Segment Open

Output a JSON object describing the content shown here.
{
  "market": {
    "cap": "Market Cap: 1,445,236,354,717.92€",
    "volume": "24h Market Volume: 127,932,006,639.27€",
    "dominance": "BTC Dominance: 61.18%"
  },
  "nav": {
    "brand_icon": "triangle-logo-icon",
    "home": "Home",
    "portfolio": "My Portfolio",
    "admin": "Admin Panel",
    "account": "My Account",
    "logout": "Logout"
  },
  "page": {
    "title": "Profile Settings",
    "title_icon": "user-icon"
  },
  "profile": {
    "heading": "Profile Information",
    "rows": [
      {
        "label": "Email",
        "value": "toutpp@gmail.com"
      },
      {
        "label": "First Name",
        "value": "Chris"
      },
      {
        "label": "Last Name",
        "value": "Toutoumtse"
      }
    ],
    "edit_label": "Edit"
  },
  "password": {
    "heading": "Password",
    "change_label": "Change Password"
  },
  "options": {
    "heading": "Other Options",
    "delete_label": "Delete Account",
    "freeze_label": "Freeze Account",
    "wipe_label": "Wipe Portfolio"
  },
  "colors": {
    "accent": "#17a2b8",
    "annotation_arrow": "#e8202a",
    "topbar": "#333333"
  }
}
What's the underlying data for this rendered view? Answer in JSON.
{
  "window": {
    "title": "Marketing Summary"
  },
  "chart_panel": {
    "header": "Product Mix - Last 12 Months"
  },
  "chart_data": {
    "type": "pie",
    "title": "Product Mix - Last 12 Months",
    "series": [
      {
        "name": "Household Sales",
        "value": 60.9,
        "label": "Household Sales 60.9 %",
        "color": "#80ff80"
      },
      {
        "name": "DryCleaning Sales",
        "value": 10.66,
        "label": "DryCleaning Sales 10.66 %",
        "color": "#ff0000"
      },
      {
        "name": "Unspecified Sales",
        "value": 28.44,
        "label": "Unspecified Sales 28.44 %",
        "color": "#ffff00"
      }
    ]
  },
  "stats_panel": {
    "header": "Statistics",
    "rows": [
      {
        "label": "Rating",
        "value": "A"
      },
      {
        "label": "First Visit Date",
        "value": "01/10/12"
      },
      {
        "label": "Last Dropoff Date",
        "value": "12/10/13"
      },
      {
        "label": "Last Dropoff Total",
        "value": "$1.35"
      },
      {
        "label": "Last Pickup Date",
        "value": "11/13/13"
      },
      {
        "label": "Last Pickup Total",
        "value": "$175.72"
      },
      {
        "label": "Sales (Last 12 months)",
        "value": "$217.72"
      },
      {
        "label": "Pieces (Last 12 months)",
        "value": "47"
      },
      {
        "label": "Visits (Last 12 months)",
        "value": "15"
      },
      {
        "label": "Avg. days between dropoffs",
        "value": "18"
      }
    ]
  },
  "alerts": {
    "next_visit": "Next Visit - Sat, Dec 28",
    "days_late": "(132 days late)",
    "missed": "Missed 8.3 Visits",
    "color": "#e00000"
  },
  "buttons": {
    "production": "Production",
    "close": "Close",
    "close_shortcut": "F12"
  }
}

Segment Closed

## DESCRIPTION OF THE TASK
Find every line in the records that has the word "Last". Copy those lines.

## SOLUTION
        "label": "Last Name",
    "header": "Product Mix - Last 12 Months"
    "title": "Product Mix - Last 12 Months",
        "label": "Last Dropoff Date",
        "label": "Last Dropoff Total",
        "label": "Last Pickup Date",
        "label": "Last Pickup Total",
        "label": "Sales (Last 12 months)",
        "label": "Pieces (Last 12 months)",
        "label": "Visits (Last 12 months)",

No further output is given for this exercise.